On the heels of a wild UFC 193, the UFC returns to Mexico, but to a new city and with a smaller show to crown the champs for season two of The Ultimate Fighter: Latin America. The card also features the welterweight return of Gastelum, Diego Sanchez making a featherweight run and much more.
What: UFC Fight Night: Magny vs. Gastelum
Where: Arena Monterrey, Monterrey, Mexico
When: Saturday, the three-fight Fight Pass preliminary card starts at 6:30 p.m. ET, the four-fight Fox Sports 1 preliminary card kicks off 8 p.m. and the six-fight main card starts on Fox Sports 1 at 10 p.m. ET.

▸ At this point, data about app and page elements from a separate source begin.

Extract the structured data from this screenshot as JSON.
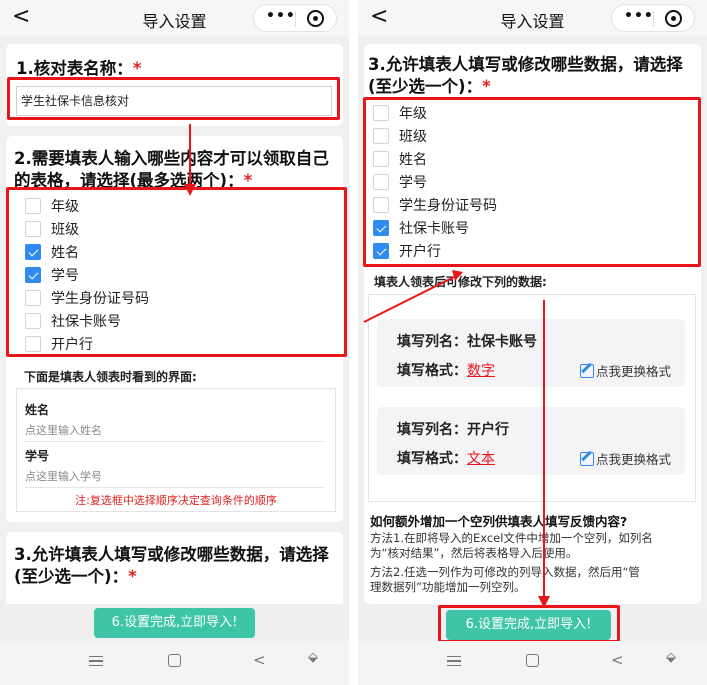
{
  "header": {
    "title": "导入设置",
    "back_glyph": "<",
    "menu_glyph": "•••"
  },
  "q1": {
    "title": "1.核对表名称：",
    "required": "*",
    "value": "学生社保卡信息核对"
  },
  "q2": {
    "title_line1": "2.需要填表人输入哪些内容才可以领取自己",
    "title_line2": "的表格，请选择(最多选两个)：",
    "required": "*",
    "options": [
      {
        "label": "年级",
        "checked": false
      },
      {
        "label": "班级",
        "checked": false
      },
      {
        "label": "姓名",
        "checked": true
      },
      {
        "label": "学号",
        "checked": true
      },
      {
        "label": "学生身份证号码",
        "checked": false
      },
      {
        "label": "社保卡账号",
        "checked": false
      },
      {
        "label": "开户行",
        "checked": false
      }
    ],
    "preview_heading": "下面是填表人领表时看到的界面:",
    "preview_fields": [
      {
        "label": "姓名",
        "placeholder": "点这里输入姓名"
      },
      {
        "label": "学号",
        "placeholder": "点这里输入学号"
      }
    ],
    "note": "注:复选框中选择顺序决定查询条件的顺序"
  },
  "q3": {
    "title_line1": "3.允许填表人填写或修改哪些数据，请选择",
    "title_line2": "(至少选一个)：",
    "required": "*",
    "first_option_partial": "年级",
    "options": [
      {
        "label": "年级",
        "checked": false
      },
      {
        "label": "班级",
        "checked": false
      },
      {
        "label": "姓名",
        "checked": false
      },
      {
        "label": "学号",
        "checked": false
      },
      {
        "label": "学生身份证号码",
        "checked": false
      },
      {
        "label": "社保卡账号",
        "checked": true
      },
      {
        "label": "开户行",
        "checked": true
      }
    ],
    "editable_heading": "填表人领表后可修改下列的数据:",
    "columns": [
      {
        "name_label": "填写列名：",
        "name": "社保卡账号",
        "format_label": "填写格式：",
        "format": "数字",
        "change": "点我更换格式"
      },
      {
        "name_label": "填写列名：",
        "name": "开户行",
        "format_label": "填写格式：",
        "format": "文本",
        "change": "点我更换格式"
      }
    ]
  },
  "help": {
    "heading": "如何额外增加一个空列供填表人填写反馈内容?",
    "method1_line1": "方法1.在即将导入的Excel文件中增加一个空列，如列名",
    "method1_line2": "为“核对结果”，然后将表格导入后使用。",
    "method2_line1": "方法2.任选一列作为可修改的列导入数据，然后用“管",
    "method2_line2": "理数据列”功能增加一列空列。"
  },
  "submit_label": "6.设置完成,立即导入!",
  "nav": {
    "back_glyph": "<",
    "down_glyph": "⬙"
  },
  "colors": {
    "accent": "#3ec4a6",
    "highlight": "#e8151b",
    "checkbox": "#2f8bf0"
  }
}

Magny's coming in on late notice, which would favor Gastelum, which already adds to the style match-up in favor of the TUF winner. Gastelum has a nutritionist, so he should have plenty of zip and pop on his punches and more able movement. The key, though, is probably going to be the forward pressure of Gastelum and the takedown pushes. Magny has strong offensive jiu-jitsu and his takedown defense is good, but I doubt it's enough here. On the floor, Magny's length is a liability and his guard is often extended, leaving huge openings for the pass. Magny is a credible threat, but the ability of Gastelum to win on positional control is too much to overlook.
Ricardo Lamas vs. Diego Sanchez
Sanchez's move to featherweight to see if he can make any sort of title push is admirable in its characteristic Sanchez gusto, but it doesn't appear to make much sense beyond that. Lamas is more natural at that weight and has better wrestling, anyway. He probably has better striking, too, although I'll concede Sanchez's pressure might have moments of success. In the end, I'm not sure Lamas is the guy to tune Sanchez up enough to make him rethink featherweight or fighting in general, but he should be quicker, have better cardio and more takedown ability to earn the victory.
We know Cejudo's the better wrestler, but is he the better MMA scrambler? Probably, but I want to see it play out just to be sure. MMA scrambling involves a variety of positions that are highly unique - think fighters who pull guard for leg locks, for example - that usually only the best fighters or grizzled veterans can handle. That, coincidentally, is also Formiga's best chance to win the fight. Not leg locks per se, but finding Cejudo's back in a scramble. The Olympic gold medalist's takedown defense means unless Formiga can find a non-takedown method to get this fight to the floor (and to the back, where he excels), it's a striking battle. And if it's a striking battle, Cejudo should have the advantage.
I don't think much of either fighter in terms of being ready or able to sustain a career at this level, but of the two, Marin appears to be better. He has a little more overall finnesse and better submission ability. I'll side with the Spaniard.
Enrique Barzola vs. Horacio Gutierrez
For my money, the power punching should be the difference. That means leaning toward Gutierrez. Barzola is actually a decent striker in his own right and neither are defensively responsible, but all things being relatively equal, the power difference should show.
The difference between this Escudero and the one who won The Ultimate Fighter isn't necessarily much in terms of what changed in the Octagon, but it's still making a huge difference. It's not that his takedowns are magically so much better or his punches all of a sudden became much harder. Rather, he makes a lot fewer mistakes. He sticks to game plans better, he's tightened up positional control deficiencies and while it's arguably made him a touch more boring (last win notwithstanding), it's made him a lot tougher to take advantage of in key situations. Silva has the submission ability even late in fights to make someone pay, but I'm betting he won't.
From the preliminary card:
Taylor Lapilus def. Erik Perez
Bartosz Fabinski def. Hector Urbina
Scott Jorgensen def. Alejandro Perez
Andre Fili def. Gabriel Benitez
Vernon Ramos def. Alvaro Herrera
Cezar Arzamendia def. Marco Polo Reyes
Michel Prazeres def. Valmir Lazaro